July’s second screening about youth in imperiled situations, The End of the Special Time We Were Allowed is perhaps the first-ever film made by a young director about a friend’s suicide, completed as he continued to grapple with his own imagined role in it.
But the story hadn’t begun that way.
Shingo Ota was a high school friend of Sota Masuda, a talented young singer-songwriter who dropped out when he won a major competition and headed off to Tokyo to become famous. When his major-label debut falls through, Masuda gradually turns to drugs to blunt the pain of his loneliness and despair.
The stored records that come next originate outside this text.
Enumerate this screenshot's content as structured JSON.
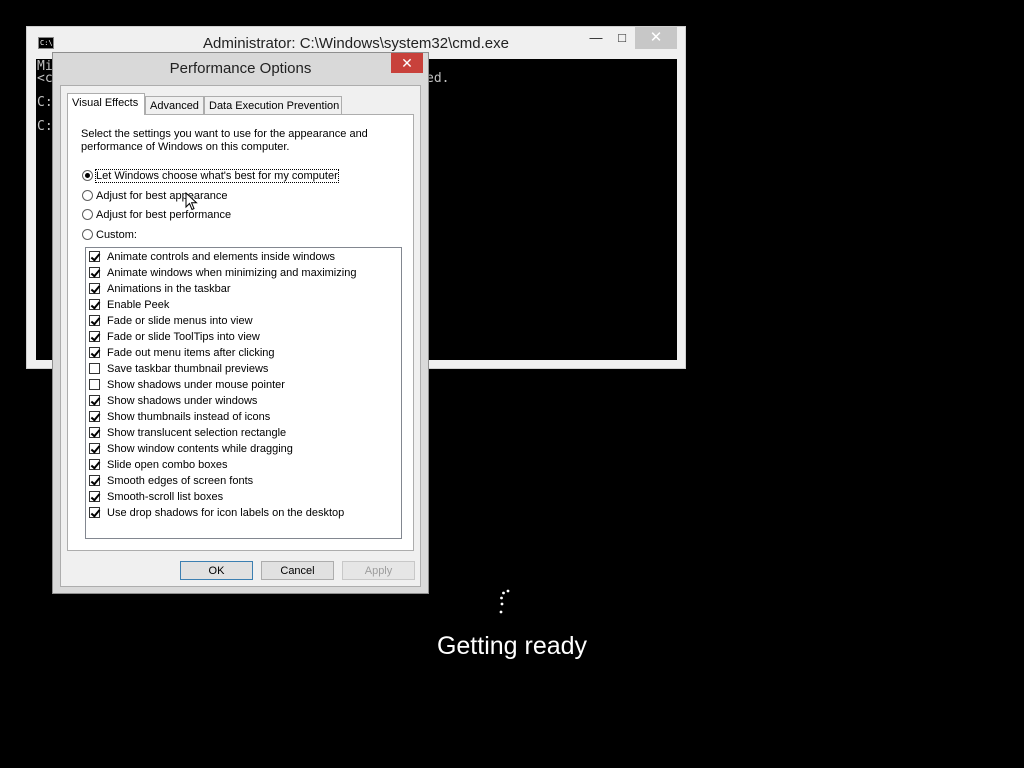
{
  "cmd": {
    "title": "Administrator: C:\\Windows\\system32\\cmd.exe",
    "icon_text": "C:\\.",
    "min_label": "—",
    "max_label": "□",
    "close_label": "✕",
    "lines": [
      "Mi",
      "<c",
      "",
      "C:",
      "",
      "C:"
    ],
    "partial_text": "ed."
  },
  "dialog": {
    "title": "Performance Options",
    "close_label": "✕",
    "tabs": [
      "Visual Effects",
      "Advanced",
      "Data Execution Prevention"
    ],
    "description": "Select the settings you want to use for the appearance and performance of Windows on this computer.",
    "radios": [
      {
        "label": "Let Windows choose what's best for my computer",
        "checked": true
      },
      {
        "label": "Adjust for best appearance",
        "checked": false
      },
      {
        "label": "Adjust for best performance",
        "checked": false
      },
      {
        "label": "Custom:",
        "checked": false
      }
    ],
    "options": [
      {
        "label": "Animate controls and elements inside windows",
        "checked": true
      },
      {
        "label": "Animate windows when minimizing and maximizing",
        "checked": true
      },
      {
        "label": "Animations in the taskbar",
        "checked": true
      },
      {
        "label": "Enable Peek",
        "checked": true
      },
      {
        "label": "Fade or slide menus into view",
        "checked": true
      },
      {
        "label": "Fade or slide ToolTips into view",
        "checked": true
      },
      {
        "label": "Fade out menu items after clicking",
        "checked": true
      },
      {
        "label": "Save taskbar thumbnail previews",
        "checked": false
      },
      {
        "label": "Show shadows under mouse pointer",
        "checked": false
      },
      {
        "label": "Show shadows under windows",
        "checked": true
      },
      {
        "label": "Show thumbnails instead of icons",
        "checked": true
      },
      {
        "label": "Show translucent selection rectangle",
        "checked": true
      },
      {
        "label": "Show window contents while dragging",
        "checked": true
      },
      {
        "label": "Slide open combo boxes",
        "checked": true
      },
      {
        "label": "Smooth edges of screen fonts",
        "checked": true
      },
      {
        "label": "Smooth-scroll list boxes",
        "checked": true
      },
      {
        "label": "Use drop shadows for icon labels on the desktop",
        "checked": true
      }
    ],
    "buttons": {
      "ok": "OK",
      "cancel": "Cancel",
      "apply": "Apply"
    }
  },
  "status": {
    "text": "Getting ready"
  }
}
After a brush with death by overdose, he returns, defeated, to his Nagano hometown. There, his friends rally round him, and some of his youthful confidence and energy returns. Ota —who had studied film at Waseda — is recruited to make the documentary about Masuda’s comeback.
Ota and interpreter Mihoko Imai listen to the reminder
of the film's theatrical opening in Tokyo.
Unfortunately, Masuda’s optimism dims and he kills himself in the midst of the project, leaving a note for Ota: “Be sure to finish the film,” it says. “And try to give it a happy ending.”
Ota was devastated and angry, a feeling that he translates into fictional bookending scenes which drew some criticism from FCCJ’s audience for their violence. But Masuda’s note definitely proved helpful: “I was determined to finish the film,” Ota said during the Q&A, “so I think I would’ve finished it whether Sota left the note or not. But it helped his family understand what he wanted, and they agreed that I should continue.”
Ota and producer Yutaka Tsuchiya (in hat) join audience members
in the Main Bar after the screening.
As for the fictional violence, Ota explained that he wanted to draw a stark comparison between the type of suicide that occurs when someone is suddenly overwhelmed by hopelessness, and Masuda’s choice of death, “which was planned, carefully and deliberately. I wanted to use [the bullying scene of a suicide victim] to find a way of portraying this difference. The [female character] who killed herself did so without thinking. This type of suicide we can prevent. We need to give them the opportunity to rethink their choices."
With so many Japanese youth making the same choice, The End of the Special Time We Were Allowed opens a much-needed crack into their world. More than just a record of a life cut tragically short, is a tremendously personal, poignant and finally, revelatory inquiry into the increasingly low expectations of today’s youth.
— Photos by Koichi Mori and FCCJ.
©Midnight Call Productions